It was a good week overall, but it was better early than it was late at 5-on-5. The Caps opened the week scoring both of their goals at evens in the shutout of Buffalo. After that it was break-even, splitting four 5-on-5 goals with the Sabres in their second game, going minus-1 in the 4-2 loss to Carolina, and going plus-1 in the 5-4 trick shot loss to Columbus.
It says something that a week in which the Caps had a 1.29 goals-for/goals-against ratio at 5-on-5 results in a drop in that number for the season. It also hints at what might be a regression in that number if it starts to align more closely with possession numbers that are still an issue, an issue made more important by the injuries the team is dealing with at the moment.
Faceoffs: 111-for-241 / 46.1 percent (season: 49.5% / rank: 21st)
It was a bad week in the circle for the Caps. They were under 50 percent in all four games and in all three zones for the week. It was worse for missing Jay Beagle for the last two-plus games of the week after he suffered a hand injury. Beagle was his typical efficient self, going 14-for-21 before he was sidelined. The rest of the club was 44.1 percent, worse in the offensive end (42.3 percent) and the defensive end (43.3 percent). Michael Latta was the only Cap taking more than ten draws for the week who finished over 50 percent (13-for-23/56.5 percent).
Goals by Period:
Third periods were not kind to the Caps in Week 12. The five goals allowed over the last three games after the shutout of Buffalo were double the goals allowed over the first two periods of games for the week and constitute 20 percent of the total goals allowed by the club in the third period of games this season before Week 12 (25). As it is, the Caps are still the only club in the league to allow 30 or fewer goals in all three regulation periods this season.
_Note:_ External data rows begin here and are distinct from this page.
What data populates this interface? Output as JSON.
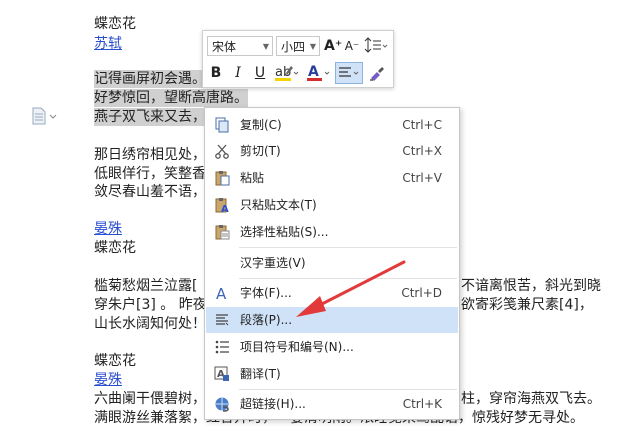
{
  "document": {
    "lines": [
      {
        "text": "蝶恋花",
        "link": false,
        "hl": false
      },
      {
        "text": "苏轼",
        "link": true,
        "hl": false
      },
      {
        "text": "记得画屏初会遇。",
        "link": false,
        "hl": true
      },
      {
        "text": "好梦惊回，望断高唐路。",
        "link": false,
        "hl": true
      },
      {
        "text": "燕子双飞来又去，",
        "link": false,
        "hl": true
      },
      {
        "text": "那日绣帘相见处，",
        "link": false,
        "hl": false
      },
      {
        "text": "低眼佯行，笑整香",
        "link": false,
        "hl": false
      },
      {
        "text": "敛尽春山羞不语，",
        "link": false,
        "hl": false
      },
      {
        "text": "晏殊",
        "link": true,
        "hl": false
      },
      {
        "text": "蝶恋花",
        "link": false,
        "hl": false
      },
      {
        "text": "槛菊愁烟兰泣露[",
        "link": false,
        "hl": false
      },
      {
        "text": "穿朱户[3] 。 昨夜",
        "link": false,
        "hl": false
      },
      {
        "text": "山长水阔知何处！",
        "link": false,
        "hl": false
      },
      {
        "text": "蝶恋花",
        "link": false,
        "hl": false
      },
      {
        "text": "晏殊",
        "link": true,
        "hl": false
      },
      {
        "text": "六曲阑干偎碧树，",
        "link": false,
        "hl": false
      },
      {
        "text": "满眼游丝兼落絮，红杏开时，一霎清明雨。浓睡觉来莺乱语，惊残好梦无寻处。",
        "link": false,
        "hl": false
      }
    ],
    "right_fragments": [
      "不谙离恨苦，斜光到晓",
      "欲寄彩笺兼尺素[4]，",
      "柱，穿帘海燕双飞去。"
    ]
  },
  "toolbar": {
    "font_name": "宋体",
    "font_size": "小四",
    "grow_font": "A⁺",
    "shrink_font": "A⁻",
    "bold": "B",
    "italic": "I",
    "underline": "U",
    "font_color_glyph": "A",
    "highlight_color": "#f4d400",
    "font_color": "#d42b2b"
  },
  "menu": {
    "items": [
      {
        "label": "复制(C)",
        "shortcut": "Ctrl+C",
        "icon": "copy-icon"
      },
      {
        "label": "剪切(T)",
        "shortcut": "Ctrl+X",
        "icon": "scissors-icon"
      },
      {
        "label": "粘贴",
        "shortcut": "Ctrl+V",
        "icon": "paste-icon"
      },
      {
        "label": "只粘贴文本(T)",
        "shortcut": "",
        "icon": "paste-text-icon"
      },
      {
        "label": "选择性粘贴(S)...",
        "shortcut": "",
        "icon": "paste-special-icon"
      },
      {
        "label": "汉字重选(V)",
        "shortcut": "",
        "icon": ""
      },
      {
        "label": "字体(F)...",
        "shortcut": "Ctrl+D",
        "icon": "font-icon"
      },
      {
        "label": "段落(P)...",
        "shortcut": "",
        "icon": "paragraph-icon"
      },
      {
        "label": "项目符号和编号(N)...",
        "shortcut": "",
        "icon": "bullets-icon"
      },
      {
        "label": "翻译(T)",
        "shortcut": "",
        "icon": "translate-icon"
      },
      {
        "label": "超链接(H)...",
        "shortcut": "Ctrl+K",
        "icon": "hyperlink-icon"
      }
    ]
  },
  "annotation": {
    "arrow_color": "#e23a3a"
  }
}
Only four other teams have allowed 30 or fewer goals in two of the regulation periods this season.
In the end…
A 2-1-1 week looks better when the “2” comes at the end of the week and is something to build on. When the week ends with a pair of losses, ending the Caps’ consecutive games streak without suffering back-to-back losses at 37 games, and to a pair of struggling teams, no less, it is cause for some concern.
As the Caps embark on Week 13 and the last three games of their five-game road trip, they are facing their biggest challenge of the season – fight through the injuries that have depleted their defense and shortened the depth chart at center, and solve the persistent possession numbers problem they have had for more than a month. If they do neither, the burden on goaltending becomes more acute and the likelihood of continued success diminished.
- First Star: Alex Ovechkin (4-0-4, plus-1, 26 shots on goal, 53 shot attempts; 10 shots on goal against Buffalo; 22 shot attempts against Columbus)
- Second Star: Braden Holtby (2-0-1, 1.95, .931, one shutout)
- Third Star: Marcus Johansson (2-2-4, plus-1, power play/game-winning goal, personal season high seven shots on goal against Buffalo).